Baked Panko Zucchini Sticks
Serves 4 as a side dish

Preheat oven to 425°F (220°C).
Wash and slice into thick sticks, leaving peel on:
400g zucchini
In a small mixing bowl, beat:
1 large egg
In a second small mixing bowl, combine:
3/4 cup panko
1/4 tsp salt
1/8 tsp black pepper
1/4 tsp garlic powder
4 Tbsp Kraft 100% Parmesan grated cheese*
Grease a cookie sheet lightly with olive oil or cooking spray.
Dry the zucchini on paper towel, then dip it into the egg until coated, then into the panko mixture until coated. Place the coated zucchini sticks in a single layer on the greased cookie sheet. Sticks will cook most evenly and be most crunchy if they are not touching.
Bake the zucchini sticks for 15-20 minutes, or until topping is golden brown.
Serve plain, or with ranch dressing or marinara sauce as a dipping sauce.

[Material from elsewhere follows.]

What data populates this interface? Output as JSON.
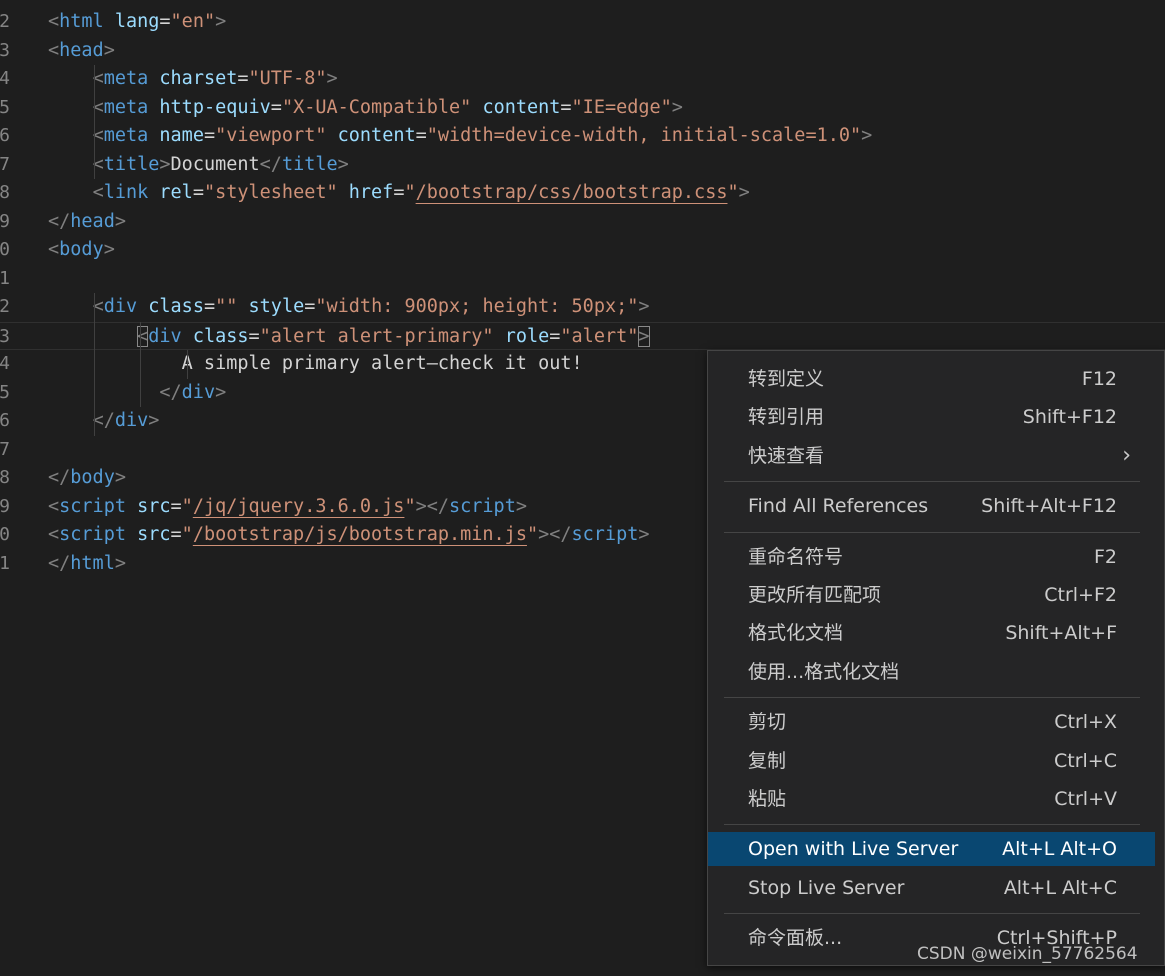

*Parmesan cheese may be omitted, but if so, double the amount of salt.

Chocolate Fudge Zucchini Cookies: Rebaked

My kids and I munched our way through my first batch of chocolate fudge zucchini cookies in a matter of days, so I decided to bake some more.

Although I loved the flavour and moist softness of the original recipe, I wasn’t terribly happy with the texture that the grated zucchini gave to the cookies. This time I microwaved the zucchini first, covered, for four minutes, which softened it up nicely. Then I ran the zucchini through my blender until it had the consistency of a smoothie. I followed the rest of the recipe to the letter, and it worked out wonderfully. No stringy bits, just fantastic chocolate flavour and moist texture.

My kids prefer this version too. Thing 1 was quite willing to model the non-stringy inside of the cookie for me so long as she got the broken cookie as payment.

Chocolate Fudge Zucchini Cookies

I recently discovered that the Canada Agriculture and Food Museum has a whole list of recipes that it provides free of charge in PDF format. There are a number of what I would consider typical, traditional Canadian dishes on there — but there were also a number I’d never heard of as well. So of course I had to check them out.

I’d been craving sweets, so I decided that the first recipe I’d try from this collection was the Chocolate Fudge Zucchini Cookies. Also, although I didn’t grow any myself this year, zucchini is in season and hence is really affordable at the moment. And wow, was I ever happy with how these cookies turned out! They were soft and moist without falling apart, and incredibly rich. The recipe called for the cookies to be dropped by tablespoons onto the baking pans, but although the composition of the dough was too thick for this and each cookie had to be hand-formed, I don’t think that this affected the final product in a negative way.

I think that the only thing I’d change about this recipe is how the zucchini is prepared. The recipe calls for it to be finely shredded, but I found that this still left a few stringy bits in the otherwise-soft texture of the cookie. In the future, I might try peeling the zucchini first, or running it through the blender to change the texture. I wouldn’t want to get rid of it, though, as that’s what makes it so moist!